The castle was lovely though, even in the rain. Conveniently, Inuyama is also an onsen town. So to warm up and relax after all the rain, we soaked in what turned out to be a very swanky onsen. We wrapped up with another Japan top three, and saw one of the most famous tea houses in Japan, Joan. It would have been a nicer stroll without all the rain, but whatever.

We made our way back into the city to find the Aichi Prefectural Gym to watch some sumo action. We only got a little lost, which extra sucked in the rain. I'm telling you, this was a serious typhoon. But we did make it.
And it was awesome. If a picture says a thousand words, here's three thousand for you.

Not knowing much about what was going on didn't hamper us too much. The energy generated by the crowd was exciting and we had a great time.
We caught the shinkansen into Kyoto, narrowly missing closures due to the typhoon. In all, we were pretty lucky. One thing we hadn't anticipated was half of Kyoto being closed to traffic due to the Gion Matsuri. We had caught a cab to get to our hotel, because I didn't want to get lost in the rain and have to wander around lugging our bags through the storm. That didn't work though, as most of the roads were closed to traffic for Gion festivities. So we got dropped... somewere, and ended up wandering around looking for the place we were staying. It was an experience. Not helping was the worlds smallest sign on the place we stayed. Which turned out to be awesome. I booked us into what is basically a family run series of apartments throughout Kyoto. So basically, we were staying in a private apartment in the middle of Kyoto. And in the middle of the Gion Festival -- one of the largest and oldest in Japan.
The next day it had stopped raining -- the typhoon had blown itself out to sea, but we took it fairly easy, visiting Kiyomizu-dera (one of my favorite temples) and shopping in the markets near our apartment. In the evening, the party was in full swing. On our way home, we watched as the streets were flooded with people. Several major roads were shut to car traffic, and the streets were packed. It was incredible to see. After some chill out time, we went out into the streets to enjoy Japanese festival food: barbequed squid, meat on sticks, takoyaki (octopus balls), okonomiyaki ("It looks like a pizza, but tastes different") and beer. Eat your heart out Stampede!

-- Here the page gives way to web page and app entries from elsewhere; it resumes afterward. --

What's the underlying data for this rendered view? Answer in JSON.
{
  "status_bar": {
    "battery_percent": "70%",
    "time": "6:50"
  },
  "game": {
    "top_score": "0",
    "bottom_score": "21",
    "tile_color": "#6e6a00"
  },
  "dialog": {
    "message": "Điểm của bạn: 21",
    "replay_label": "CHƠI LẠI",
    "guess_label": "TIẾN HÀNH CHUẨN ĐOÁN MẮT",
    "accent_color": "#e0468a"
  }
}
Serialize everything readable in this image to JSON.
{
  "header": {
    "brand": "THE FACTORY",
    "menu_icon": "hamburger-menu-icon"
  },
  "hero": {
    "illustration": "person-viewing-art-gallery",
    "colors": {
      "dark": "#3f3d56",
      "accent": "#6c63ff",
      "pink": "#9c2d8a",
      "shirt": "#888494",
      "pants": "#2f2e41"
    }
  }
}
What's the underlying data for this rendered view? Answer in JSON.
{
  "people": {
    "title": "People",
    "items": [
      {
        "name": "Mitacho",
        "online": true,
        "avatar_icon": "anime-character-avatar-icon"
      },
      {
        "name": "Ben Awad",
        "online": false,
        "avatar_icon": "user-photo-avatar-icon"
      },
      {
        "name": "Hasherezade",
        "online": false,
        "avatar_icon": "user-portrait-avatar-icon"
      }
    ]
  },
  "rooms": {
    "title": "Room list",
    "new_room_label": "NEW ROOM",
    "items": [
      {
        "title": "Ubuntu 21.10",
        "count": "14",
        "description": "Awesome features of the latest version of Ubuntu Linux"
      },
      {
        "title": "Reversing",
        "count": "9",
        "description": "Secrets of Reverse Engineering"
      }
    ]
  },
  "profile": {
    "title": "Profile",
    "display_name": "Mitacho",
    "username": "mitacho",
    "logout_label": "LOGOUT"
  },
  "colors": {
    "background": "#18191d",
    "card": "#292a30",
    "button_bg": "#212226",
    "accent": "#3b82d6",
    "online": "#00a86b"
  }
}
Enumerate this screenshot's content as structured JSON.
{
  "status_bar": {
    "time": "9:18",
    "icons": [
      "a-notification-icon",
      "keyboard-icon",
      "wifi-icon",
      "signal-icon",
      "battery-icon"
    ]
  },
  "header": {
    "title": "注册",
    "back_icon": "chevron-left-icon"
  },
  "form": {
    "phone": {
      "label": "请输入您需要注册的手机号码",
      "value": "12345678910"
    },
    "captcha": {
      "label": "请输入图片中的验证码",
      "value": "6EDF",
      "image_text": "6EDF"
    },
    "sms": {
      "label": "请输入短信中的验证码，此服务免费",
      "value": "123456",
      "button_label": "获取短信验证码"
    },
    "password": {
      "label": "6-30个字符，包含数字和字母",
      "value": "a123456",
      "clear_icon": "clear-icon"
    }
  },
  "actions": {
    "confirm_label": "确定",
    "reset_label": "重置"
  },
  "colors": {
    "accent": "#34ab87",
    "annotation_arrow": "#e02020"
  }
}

Despite being two days before the main festival, Gion was packed with people, no doubt making up for being rained out the previous night. The main feature is the floats, which are massive and ornate, complete with musicians performing traditional music from the tops. We wandered around, looking at floats until late.
The next day it was back to Hokkaido for me, via shinkansen, train, plane, and bus. I ended up missing the big festival here in my own town, which was too bad. Ah well. I also missed out on the big earthquake -- we were further south, and I didn't feel anything.
The sister arrives here in inaka on Thurday, in time for several farewell parties, and to help me clean my apartment before I go. Whee!